START Exercise inputs

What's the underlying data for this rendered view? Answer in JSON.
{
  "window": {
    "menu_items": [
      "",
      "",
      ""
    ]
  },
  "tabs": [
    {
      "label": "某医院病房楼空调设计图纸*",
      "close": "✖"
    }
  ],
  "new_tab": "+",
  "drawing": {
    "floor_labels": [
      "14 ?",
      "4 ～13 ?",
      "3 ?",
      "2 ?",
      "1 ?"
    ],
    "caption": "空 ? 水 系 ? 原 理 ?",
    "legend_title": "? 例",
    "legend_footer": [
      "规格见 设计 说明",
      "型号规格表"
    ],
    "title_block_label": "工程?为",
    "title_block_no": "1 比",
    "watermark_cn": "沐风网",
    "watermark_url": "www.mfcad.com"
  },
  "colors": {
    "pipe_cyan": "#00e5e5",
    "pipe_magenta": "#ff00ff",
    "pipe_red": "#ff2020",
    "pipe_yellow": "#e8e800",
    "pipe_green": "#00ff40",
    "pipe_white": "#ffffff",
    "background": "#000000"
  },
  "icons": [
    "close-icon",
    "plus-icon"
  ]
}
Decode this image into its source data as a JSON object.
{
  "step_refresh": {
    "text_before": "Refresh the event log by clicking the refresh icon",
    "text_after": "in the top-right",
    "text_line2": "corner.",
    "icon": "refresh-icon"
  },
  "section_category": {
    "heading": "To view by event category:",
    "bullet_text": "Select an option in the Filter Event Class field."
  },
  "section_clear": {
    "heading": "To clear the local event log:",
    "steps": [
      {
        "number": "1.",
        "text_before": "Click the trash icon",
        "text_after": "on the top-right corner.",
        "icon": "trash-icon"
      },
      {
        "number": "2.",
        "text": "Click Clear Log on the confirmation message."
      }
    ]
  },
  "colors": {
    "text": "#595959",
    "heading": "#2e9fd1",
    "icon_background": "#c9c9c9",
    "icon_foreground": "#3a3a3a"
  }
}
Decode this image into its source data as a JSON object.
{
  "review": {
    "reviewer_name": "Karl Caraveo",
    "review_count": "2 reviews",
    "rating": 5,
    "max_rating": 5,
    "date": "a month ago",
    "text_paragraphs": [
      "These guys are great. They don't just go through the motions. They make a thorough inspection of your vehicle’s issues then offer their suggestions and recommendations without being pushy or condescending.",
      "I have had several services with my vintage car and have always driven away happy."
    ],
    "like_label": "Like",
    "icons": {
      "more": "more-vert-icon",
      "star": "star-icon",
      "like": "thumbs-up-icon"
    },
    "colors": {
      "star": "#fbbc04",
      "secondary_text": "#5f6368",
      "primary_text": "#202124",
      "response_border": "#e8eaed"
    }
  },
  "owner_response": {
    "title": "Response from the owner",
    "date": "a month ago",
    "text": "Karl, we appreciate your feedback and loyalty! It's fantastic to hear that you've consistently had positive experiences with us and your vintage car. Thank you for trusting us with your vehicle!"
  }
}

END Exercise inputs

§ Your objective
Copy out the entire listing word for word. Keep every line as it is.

§ Answer to the problem
What's the underlying data for this rendered view? Answer in JSON.
{
  "window": {
    "menu_items": [
      "",
      "",
      ""
    ]
  },
  "tabs": [
    {
      "label": "某医院病房楼空调设计图纸*",
      "close": "✖"
    }
  ],
  "new_tab": "+",
  "drawing": {
    "floor_labels": [
      "14 ?",
      "4 ～13 ?",
      "3 ?",
      "2 ?",
      "1 ?"
    ],
    "caption": "空 ? 水 系 ? 原 理 ?",
    "legend_title": "? 例",
    "legend_footer": [
      "规格见 设计 说明",
      "型号规格表"
    ],
    "title_block_label": "工程?为",
    "title_block_no": "1 比",
    "watermark_cn": "沐风网",
    "watermark_url": "www.mfcad.com"
  },
  "colors": {
    "pipe_cyan": "#00e5e5",
    "pipe_magenta": "#ff00ff",
    "pipe_red": "#ff2020",
    "pipe_yellow": "#e8e800",
    "pipe_green": "#00ff40",
    "pipe_white": "#ffffff",
    "background": "#000000"
  },
  "icons": [
    "close-icon",
    "plus-icon"
  ]
}
Decode this image into its source data as a JSON object.
{
  "step_refresh": {
    "text_before": "Refresh the event log by clicking the refresh icon",
    "text_after": "in the top-right",
    "text_line2": "corner.",
    "icon": "refresh-icon"
  },
  "section_category": {
    "heading": "To view by event category:",
    "bullet_text": "Select an option in the Filter Event Class field."
  },
  "section_clear": {
    "heading": "To clear the local event log:",
    "steps": [
      {
        "number": "1.",
        "text_before": "Click the trash icon",
        "text_after": "on the top-right corner.",
        "icon": "trash-icon"
      },
      {
        "number": "2.",
        "text": "Click Clear Log on the confirmation message."
      }
    ]
  },
  "colors": {
    "text": "#595959",
    "heading": "#2e9fd1",
    "icon_background": "#c9c9c9",
    "icon_foreground": "#3a3a3a"
  }
}
Decode this image into its source data as a JSON object.
{
  "review": {
    "reviewer_name": "Karl Caraveo",
    "review_count": "2 reviews",
    "rating": 5,
    "max_rating": 5,
    "date": "a month ago",
    "text_paragraphs": [
      "These guys are great. They don't just go through the motions. They make a thorough inspection of your vehicle’s issues then offer their suggestions and recommendations without being pushy or condescending.",
      "I have had several services with my vintage car and have always driven away happy."
    ],
    "like_label": "Like",
    "icons": {
      "more": "more-vert-icon",
      "star": "star-icon",
      "like": "thumbs-up-icon"
    },
    "colors": {
      "star": "#fbbc04",
      "secondary_text": "#5f6368",
      "primary_text": "#202124",
      "response_border": "#e8eaed"
    }
  },
  "owner_response": {
    "title": "Response from the owner",
    "date": "a month ago",
    "text": "Karl, we appreciate your feedback and loyalty! It's fantastic to hear that you've consistently had positive experiences with us and your vintage car. Thank you for trusting us with your vehicle!"
  }
}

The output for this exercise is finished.